Sex Offenses - An Overview
Sex offenses include a myriad of criminal sexual behaviors, ranging from prostitution to rape. If you or one of your family members is facing a sex-offense charge, it is very important to obtain the legal representation of an experienced criminal defense attorney. The penalties for a sex offense conviction can be serious and life-changing, but many defenses are available. Contacting an attorney as soon as possible allows the evidence to be evaluated and witnesses to be questioned soon after the event.
Rape, Sexual Assault, Date Rape and Statutory Rape
Unwanted sex acts are generally regarded as rape. However, these criminal offenses are also commonly referred to as "sexual abuse" or "sexual assault." A wide range of activities may be included under these definitions. Statutory rape, for instance, is sexual activity with a person under the legal age of consent. Date rape is a nonlegal term for forcible sexual activity between people who know one another which occurs during a social engagement. Regardless of the circumstances, there are serious penalties for individuals found guilty of these sex crimes.

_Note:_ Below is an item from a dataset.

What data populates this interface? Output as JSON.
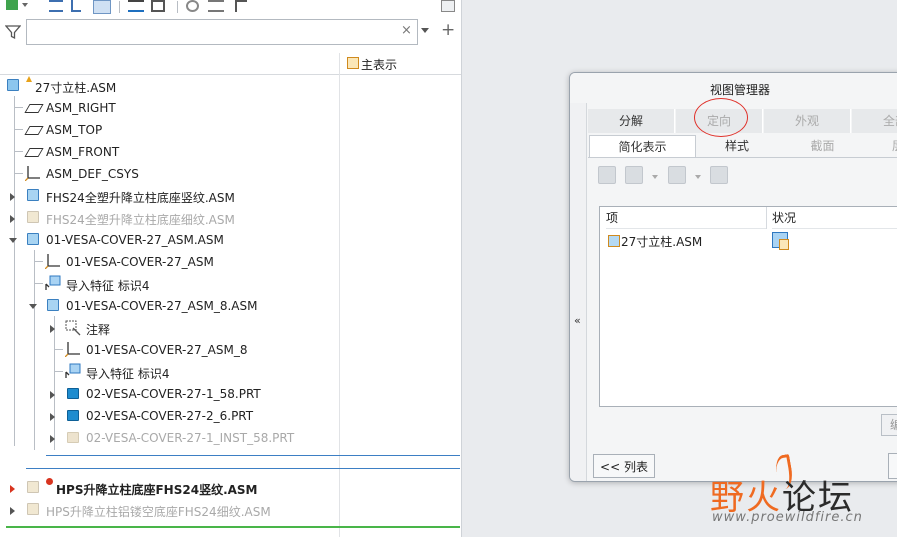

Victimless Sex Offenses
A victimless crime, sometimes termed a consensual crime, a crime without victims or a complainantless crime is a "crime that is considered to have no direct victim, usually because only consenting adults are involved." Black's Law Dictionary. State laws regarding victimless sex offenses vary greatly, but state statutes typically address victimless sex offenses such as prostitution, pandering, solicitation, indecent exposure and illegal possession of pornography. The penalties for victimless sex offenses, such as solicitation of a minor or child pornography, are severe; often involving felony convictions, jail or prison time, sexual offender treatment programs and lifetime registration as a sexual offender. For other offenses such as indecent exposure, the penalties are generally less severe; they range from fines and community service to felony charges and incarceration.
Sex Offender Registry
All states require sex offender registration of some kind. Individuals convicted as sex offenders must register their addresses with law enforcement. Sex offenders must also send updates whenever they change addresses and must keep their registration information current. Some states require sex offenders to verify information on a yearly basis via mail or more frequently if deemed violent predators. States have different requirements regarding what offenses require registration and for what periods of time. Additionally, some offenses that are more serious may require registration for life. Serious crimes vary by state, but most commonly include repeat offenders, violent sexual offenders and those who commit sexual crimes against children.
False allegations may occur, most often in child sex-abuse situations. An adult may have influenced a child's allegation or the child may have based his or her accusation on an overactive imagination. Public awareness of child abuse has increased and more reports of possible abuse are being made, but not all reports are substantiated. Also, even good-faith accusations may not be true and false allegations may be made to harm the accused.